* **Exercise directions**
Each record should be reproduced exactly.

········

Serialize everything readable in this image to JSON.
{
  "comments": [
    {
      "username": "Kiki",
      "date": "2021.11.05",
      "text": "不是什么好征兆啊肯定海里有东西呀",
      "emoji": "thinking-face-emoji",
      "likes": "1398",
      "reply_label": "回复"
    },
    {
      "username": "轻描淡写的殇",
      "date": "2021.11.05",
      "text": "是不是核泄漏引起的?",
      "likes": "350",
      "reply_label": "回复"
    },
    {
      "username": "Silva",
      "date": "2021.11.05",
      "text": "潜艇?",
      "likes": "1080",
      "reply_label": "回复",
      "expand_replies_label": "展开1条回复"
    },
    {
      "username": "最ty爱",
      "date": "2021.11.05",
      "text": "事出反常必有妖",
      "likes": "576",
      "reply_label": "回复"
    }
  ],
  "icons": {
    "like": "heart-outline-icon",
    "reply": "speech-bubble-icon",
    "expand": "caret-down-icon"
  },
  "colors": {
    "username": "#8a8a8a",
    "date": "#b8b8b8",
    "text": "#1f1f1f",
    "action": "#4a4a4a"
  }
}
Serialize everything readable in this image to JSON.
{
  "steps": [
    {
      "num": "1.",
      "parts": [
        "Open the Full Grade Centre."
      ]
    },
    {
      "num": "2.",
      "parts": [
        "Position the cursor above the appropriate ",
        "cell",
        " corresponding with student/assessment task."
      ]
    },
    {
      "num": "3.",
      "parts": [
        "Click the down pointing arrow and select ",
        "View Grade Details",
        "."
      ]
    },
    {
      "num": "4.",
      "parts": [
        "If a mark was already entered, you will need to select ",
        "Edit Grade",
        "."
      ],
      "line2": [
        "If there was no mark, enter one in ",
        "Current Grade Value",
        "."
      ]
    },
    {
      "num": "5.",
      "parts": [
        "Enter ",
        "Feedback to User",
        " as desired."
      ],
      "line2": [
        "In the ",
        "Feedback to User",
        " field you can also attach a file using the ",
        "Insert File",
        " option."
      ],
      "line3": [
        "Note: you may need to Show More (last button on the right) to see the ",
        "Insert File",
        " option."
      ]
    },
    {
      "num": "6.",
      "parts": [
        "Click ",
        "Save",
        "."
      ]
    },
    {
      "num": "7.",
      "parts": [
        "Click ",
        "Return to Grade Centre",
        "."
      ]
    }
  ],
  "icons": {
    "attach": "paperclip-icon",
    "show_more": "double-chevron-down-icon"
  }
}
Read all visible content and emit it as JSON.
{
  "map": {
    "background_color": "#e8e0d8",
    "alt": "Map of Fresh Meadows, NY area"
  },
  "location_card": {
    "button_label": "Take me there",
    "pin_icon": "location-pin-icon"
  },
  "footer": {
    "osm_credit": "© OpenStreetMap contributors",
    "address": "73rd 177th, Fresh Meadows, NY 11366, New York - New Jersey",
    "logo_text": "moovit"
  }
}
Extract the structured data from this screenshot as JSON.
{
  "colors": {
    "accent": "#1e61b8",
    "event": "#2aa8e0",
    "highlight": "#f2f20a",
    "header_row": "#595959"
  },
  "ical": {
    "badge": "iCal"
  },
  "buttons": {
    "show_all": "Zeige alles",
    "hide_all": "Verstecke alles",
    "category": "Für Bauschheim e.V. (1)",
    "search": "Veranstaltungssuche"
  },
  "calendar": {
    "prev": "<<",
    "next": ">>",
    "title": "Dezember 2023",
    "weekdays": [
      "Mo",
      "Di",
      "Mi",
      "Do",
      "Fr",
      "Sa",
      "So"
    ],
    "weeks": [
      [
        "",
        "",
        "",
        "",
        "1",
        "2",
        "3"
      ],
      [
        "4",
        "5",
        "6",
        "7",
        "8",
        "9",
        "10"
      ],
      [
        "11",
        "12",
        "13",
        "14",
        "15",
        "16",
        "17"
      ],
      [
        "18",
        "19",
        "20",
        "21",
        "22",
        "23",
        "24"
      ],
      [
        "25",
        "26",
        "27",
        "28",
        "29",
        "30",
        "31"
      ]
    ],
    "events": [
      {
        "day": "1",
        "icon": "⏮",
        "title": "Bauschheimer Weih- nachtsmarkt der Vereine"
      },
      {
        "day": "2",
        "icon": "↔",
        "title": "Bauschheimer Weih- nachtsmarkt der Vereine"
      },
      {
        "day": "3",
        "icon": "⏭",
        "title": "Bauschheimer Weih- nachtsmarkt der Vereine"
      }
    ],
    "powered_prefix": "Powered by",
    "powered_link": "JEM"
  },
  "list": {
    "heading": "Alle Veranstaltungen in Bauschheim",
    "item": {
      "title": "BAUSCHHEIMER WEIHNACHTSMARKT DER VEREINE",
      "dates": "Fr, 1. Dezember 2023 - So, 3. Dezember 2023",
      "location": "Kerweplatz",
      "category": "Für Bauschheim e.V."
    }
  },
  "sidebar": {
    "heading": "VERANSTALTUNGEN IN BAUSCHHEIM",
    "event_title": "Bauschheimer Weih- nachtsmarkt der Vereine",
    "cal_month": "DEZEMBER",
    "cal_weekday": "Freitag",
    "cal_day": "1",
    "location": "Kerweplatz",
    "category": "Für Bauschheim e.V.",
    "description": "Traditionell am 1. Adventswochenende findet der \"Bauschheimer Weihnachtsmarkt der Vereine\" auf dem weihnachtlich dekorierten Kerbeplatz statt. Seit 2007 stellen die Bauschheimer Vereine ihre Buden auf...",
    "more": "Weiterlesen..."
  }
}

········

* **Task answer**
Serialize everything readable in this image to JSON.
{
  "comments": [
    {
      "username": "Kiki",
      "date": "2021.11.05",
      "text": "不是什么好征兆啊肯定海里有东西呀",
      "emoji": "thinking-face-emoji",
      "likes": "1398",
      "reply_label": "回复"
    },
    {
      "username": "轻描淡写的殇",
      "date": "2021.11.05",
      "text": "是不是核泄漏引起的?",
      "likes": "350",
      "reply_label": "回复"
    },
    {
      "username": "Silva",
      "date": "2021.11.05",
      "text": "潜艇?",
      "likes": "1080",
      "reply_label": "回复",
      "expand_replies_label": "展开1条回复"
    },
    {
      "username": "最ty爱",
      "date": "2021.11.05",
      "text": "事出反常必有妖",
      "likes": "576",
      "reply_label": "回复"
    }
  ],
  "icons": {
    "like": "heart-outline-icon",
    "reply": "speech-bubble-icon",
    "expand": "caret-down-icon"
  },
  "colors": {
    "username": "#8a8a8a",
    "date": "#b8b8b8",
    "text": "#1f1f1f",
    "action": "#4a4a4a"
  }
}
Serialize everything readable in this image to JSON.
{
  "steps": [
    {
      "num": "1.",
      "parts": [
        "Open the Full Grade Centre."
      ]
    },
    {
      "num": "2.",
      "parts": [
        "Position the cursor above the appropriate ",
        "cell",
        " corresponding with student/assessment task."
      ]
    },
    {
      "num": "3.",
      "parts": [
        "Click the down pointing arrow and select ",
        "View Grade Details",
        "."
      ]
    },
    {
      "num": "4.",
      "parts": [
        "If a mark was already entered, you will need to select ",
        "Edit Grade",
        "."
      ],
      "line2": [
        "If there was no mark, enter one in ",
        "Current Grade Value",
        "."
      ]
    },
    {
      "num": "5.",
      "parts": [
        "Enter ",
        "Feedback to User",
        " as desired."
      ],
      "line2": [
        "In the ",
        "Feedback to User",
        " field you can also attach a file using the ",
        "Insert File",
        " option."
      ],
      "line3": [
        "Note: you may need to Show More (last button on the right) to see the ",
        "Insert File",
        " option."
      ]
    },
    {
      "num": "6.",
      "parts": [
        "Click ",
        "Save",
        "."
      ]
    },
    {
      "num": "7.",
      "parts": [
        "Click ",
        "Return to Grade Centre",
        "."
      ]
    }
  ],
  "icons": {
    "attach": "paperclip-icon",
    "show_more": "double-chevron-down-icon"
  }
}
Read all visible content and emit it as JSON.
{
  "map": {
    "background_color": "#e8e0d8",
    "alt": "Map of Fresh Meadows, NY area"
  },
  "location_card": {
    "button_label": "Take me there",
    "pin_icon": "location-pin-icon"
  },
  "footer": {
    "osm_credit": "© OpenStreetMap contributors",
    "address": "73rd 177th, Fresh Meadows, NY 11366, New York - New Jersey",
    "logo_text": "moovit"
  }
}
Extract the structured data from this screenshot as JSON.
{
  "colors": {
    "accent": "#1e61b8",
    "event": "#2aa8e0",
    "highlight": "#f2f20a",
    "header_row": "#595959"
  },
  "ical": {
    "badge": "iCal"
  },
  "buttons": {
    "show_all": "Zeige alles",
    "hide_all": "Verstecke alles",
    "category": "Für Bauschheim e.V. (1)",
    "search": "Veranstaltungssuche"
  },
  "calendar": {
    "prev": "<<",
    "next": ">>",
    "title": "Dezember 2023",
    "weekdays": [
      "Mo",
      "Di",
      "Mi",
      "Do",
      "Fr",
      "Sa",
      "So"
    ],
    "weeks": [
      [
        "",
        "",
        "",
        "",
        "1",
        "2",
        "3"
      ],
      [
        "4",
        "5",
        "6",
        "7",
        "8",
        "9",
        "10"
      ],
      [
        "11",
        "12",
        "13",
        "14",
        "15",
        "16",
        "17"
      ],
      [
        "18",
        "19",
        "20",
        "21",
        "22",
        "23",
        "24"
      ],
      [
        "25",
        "26",
        "27",
        "28",
        "29",
        "30",
        "31"
      ]
    ],
    "events": [
      {
        "day": "1",
        "icon": "⏮",
        "title": "Bauschheimer Weih- nachtsmarkt der Vereine"
      },
      {
        "day": "2",
        "icon": "↔",
        "title": "Bauschheimer Weih- nachtsmarkt der Vereine"
      },
      {
        "day": "3",
        "icon": "⏭",
        "title": "Bauschheimer Weih- nachtsmarkt der Vereine"
      }
    ],
    "powered_prefix": "Powered by",
    "powered_link": "JEM"
  },
  "list": {
    "heading": "Alle Veranstaltungen in Bauschheim",
    "item": {
      "title": "BAUSCHHEIMER WEIHNACHTSMARKT DER VEREINE",
      "dates": "Fr, 1. Dezember 2023 - So, 3. Dezember 2023",
      "location": "Kerweplatz",
      "category": "Für Bauschheim e.V."
    }
  },
  "sidebar": {
    "heading": "VERANSTALTUNGEN IN BAUSCHHEIM",
    "event_title": "Bauschheimer Weih- nachtsmarkt der Vereine",
    "cal_month": "DEZEMBER",
    "cal_weekday": "Freitag",
    "cal_day": "1",
    "location": "Kerweplatz",
    "category": "Für Bauschheim e.V.",
    "description": "Traditionell am 1. Adventswochenende findet der \"Bauschheimer Weihnachtsmarkt der Vereine\" auf dem weihnachtlich dekorierten Kerbeplatz statt. Seit 2007 stellen die Bauschheimer Vereine ihre Buden auf...",
    "more": "Weiterlesen..."
  }
}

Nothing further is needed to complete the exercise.